The Birth of Raw Material Economics

by Charles Walters

The birth of raw material economics -- while ancient in origin -- has been credited to Benjamin Franklin, the Philadelphia philosopher, printer, and statesman, and to Thomas Jefferson, who as a historian once wrote “invented the United States.”

Although Jefferson gave a published expression to the concept of raw material economics, it was Franklin who sat down the general proposition in concise and understandable terms.

Writing in “Positions to be Examined” concerning national wealth, April 4, 1769, Franklin pointed out that there were three ways in which a nation might become wealthy:

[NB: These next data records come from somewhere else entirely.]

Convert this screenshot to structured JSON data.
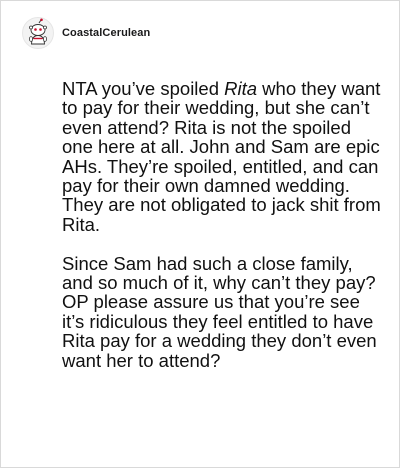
{
  "comment": {
    "username": "CoastalCerulean",
    "avatar_icon": "snoo-avatar-icon",
    "paragraph1": {
      "before": "NTA you’ve spoiled ",
      "italic": "Rita",
      "after": " who they want to pay for their wedding, but she can’t even attend? Rita is not the spoiled one here at all. John and Sam are epic AHs. They’re spoiled, entitled, and can pay for their own damned wedding. They are not obligated to jack shit from Rita."
    },
    "paragraph2": "Since Sam had such a close family, and so much of it, why can’t they pay? OP please assure us that you’re see it’s ridiculous they feel entitled to have Rita pay for a wedding they don’t even want her to attend?"
  },
  "colors": {
    "text": "#111111",
    "border": "#d9d9d9",
    "avatar_accent": "#c8102e"
  }
}
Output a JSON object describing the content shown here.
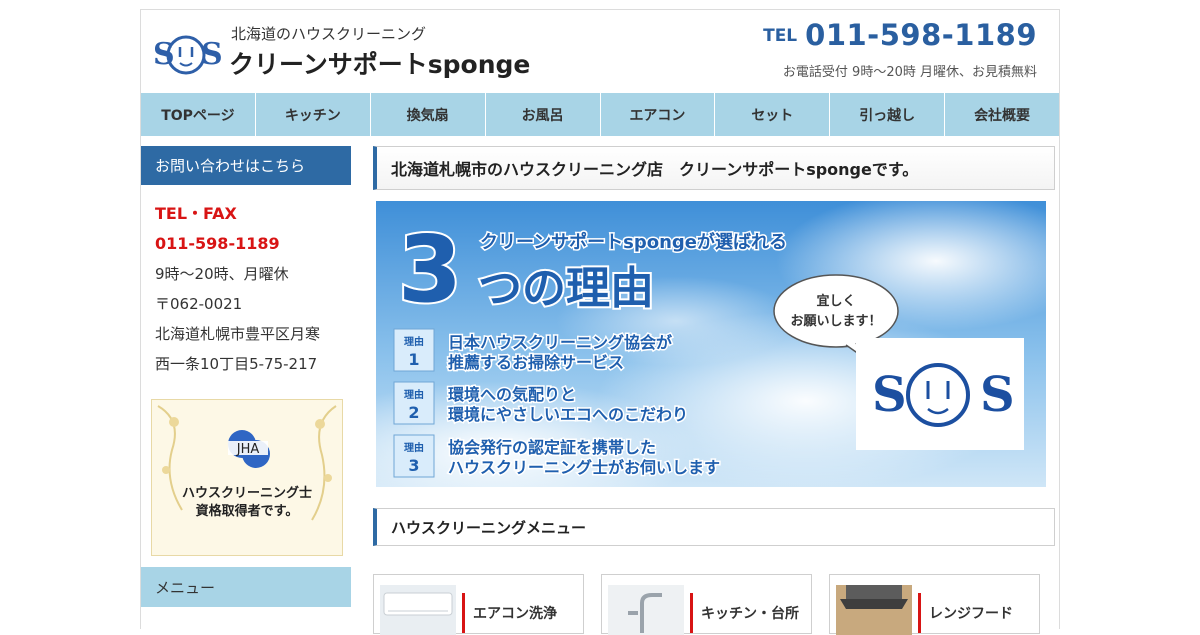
{
  "header": {
    "tagline": "北海道のハウスクリーニング",
    "site_name": "クリーンサポートsponge",
    "tel_label": "TEL",
    "tel_number": "011-598-1189",
    "hours": "お電話受付 9時〜20時 月曜休、お見積無料",
    "logo_text": "S S"
  },
  "nav": {
    "items": [
      {
        "label": "TOPページ"
      },
      {
        "label": "キッチン"
      },
      {
        "label": "換気扇"
      },
      {
        "label": "お風呂"
      },
      {
        "label": "エアコン"
      },
      {
        "label": "セット"
      },
      {
        "label": "引っ越し"
      },
      {
        "label": "会社概要"
      }
    ]
  },
  "sidebar": {
    "contact_head": "お問い合わせはこちら",
    "tel_fax": "TEL・FAX",
    "phone": "011-598-1189",
    "hours": "9時〜20時、月曜休",
    "postal": "〒062-0021",
    "address1": "北海道札幌市豊平区月寒",
    "address2": "西一条10丁目5-75-217",
    "jha_logo": "JHA",
    "jha_line1": "ハウスクリーニング士",
    "jha_line2": "資格取得者です。",
    "menu_head": "メニュー"
  },
  "main": {
    "headline": "北海道札幌市のハウスクリーニング店　クリーンサポートspongeです。",
    "banner": {
      "big_number": "3",
      "subtitle": "クリーンサポートspongeが選ばれる",
      "title_rest": "つの理由",
      "bubble_line1": "宜しく",
      "bubble_line2": "お願いします！",
      "reason_tag": "理由",
      "reasons": [
        {
          "num": "1",
          "line1": "日本ハウスクリーニング協会が",
          "line2": "推薦するお掃除サービス"
        },
        {
          "num": "2",
          "line1": "環境への気配りと",
          "line2": "環境にやさしいエコへのこだわり"
        },
        {
          "num": "3",
          "line1": "協会発行の認定証を携帯した",
          "line2": "ハウスクリーニング士がお伺いします"
        }
      ]
    },
    "menu_head": "ハウスクリーニングメニュー",
    "cards": [
      {
        "label": "エアコン洗浄"
      },
      {
        "label": "キッチン・台所"
      },
      {
        "label": "レンジフード"
      }
    ]
  }
}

Because of the natural laws of physics, raw material production times the price of first entry into trade channels has the following effects:

(1) The raw materials supply determines the number of jobs available in fabrication, processing, and use -- from raw materials production to manufactured products -- and distribution.

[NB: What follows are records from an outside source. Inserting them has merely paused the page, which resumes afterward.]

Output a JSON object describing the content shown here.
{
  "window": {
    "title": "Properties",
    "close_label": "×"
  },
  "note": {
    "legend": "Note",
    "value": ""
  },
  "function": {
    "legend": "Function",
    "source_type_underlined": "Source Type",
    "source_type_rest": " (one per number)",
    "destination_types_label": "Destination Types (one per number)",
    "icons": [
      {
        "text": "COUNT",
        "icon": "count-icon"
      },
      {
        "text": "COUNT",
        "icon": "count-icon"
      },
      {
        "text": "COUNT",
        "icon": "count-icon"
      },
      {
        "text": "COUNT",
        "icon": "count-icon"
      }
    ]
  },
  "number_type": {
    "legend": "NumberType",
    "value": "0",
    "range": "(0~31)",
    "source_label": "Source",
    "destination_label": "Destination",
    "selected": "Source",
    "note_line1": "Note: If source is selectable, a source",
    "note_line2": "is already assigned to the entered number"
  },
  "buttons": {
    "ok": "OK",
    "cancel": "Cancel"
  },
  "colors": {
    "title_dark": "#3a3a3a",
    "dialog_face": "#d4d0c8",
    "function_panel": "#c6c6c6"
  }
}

(2) The dollar value put on this new wealth raw materials production determines the amount of money which can and must be used to produce, buy, and move all the raw materials through the economy. As various costs are added -- chiefly labor and capital costs -- the add-on factors pyramid themselves into national income.

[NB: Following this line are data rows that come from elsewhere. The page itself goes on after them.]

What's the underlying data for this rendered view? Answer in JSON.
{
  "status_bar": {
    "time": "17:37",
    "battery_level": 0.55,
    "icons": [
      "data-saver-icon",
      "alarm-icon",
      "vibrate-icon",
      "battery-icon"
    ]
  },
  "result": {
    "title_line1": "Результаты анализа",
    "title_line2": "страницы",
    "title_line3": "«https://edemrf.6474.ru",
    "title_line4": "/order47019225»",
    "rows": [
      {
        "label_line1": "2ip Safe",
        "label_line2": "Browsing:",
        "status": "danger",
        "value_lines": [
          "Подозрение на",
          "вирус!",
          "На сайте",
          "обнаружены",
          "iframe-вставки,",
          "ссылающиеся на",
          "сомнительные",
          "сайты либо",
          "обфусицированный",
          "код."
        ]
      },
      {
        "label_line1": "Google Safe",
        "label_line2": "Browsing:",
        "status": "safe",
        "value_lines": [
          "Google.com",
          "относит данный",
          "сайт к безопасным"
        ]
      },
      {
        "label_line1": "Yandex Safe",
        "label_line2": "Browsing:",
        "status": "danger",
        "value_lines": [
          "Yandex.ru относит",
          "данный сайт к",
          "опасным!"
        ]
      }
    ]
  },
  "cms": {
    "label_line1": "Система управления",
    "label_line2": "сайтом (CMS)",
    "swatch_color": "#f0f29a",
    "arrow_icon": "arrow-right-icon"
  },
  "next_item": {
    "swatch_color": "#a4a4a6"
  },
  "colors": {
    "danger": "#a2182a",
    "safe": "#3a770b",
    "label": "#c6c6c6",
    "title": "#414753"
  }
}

(3) The value placed on raw materials automatically becomes the initial market (total number of earned dollars available) for the exchange of the manufactured goods. It also defines the level of profits and savings for the economy. During several periods in this century, when the U.S. economy enjoyed full employment and controlled debt expansion, fully half of the market for manufactured goods remained in rural America, where they were created via the production, transport, processing and consumption of raw materials into trade channels.

Starting in the 1920s and going through the 1960s, several entrepreneurial gentlemen of profound knowledge and inquisitive nature about macro-economics became the “Founding Fathers of Raw Material Economics.” They re-examined the Franklin-Jefferson principles by researching and analyzing the nation’s economic records. Their findings are summarized above.

Those “Founding Fathers” were: Charles B. Ray, Carl H. Wilken, Dr. John Lee Coulter and J. Carson Adkerson. They were ably followed by such stalwarts as Arnold “Red” Paulson, Vince Rossiter, Merle Willard, Kermit Couch and others.

The NORMHall of Fame” located at this website provides a brief history and tribute to these down-to-Earth visionaries.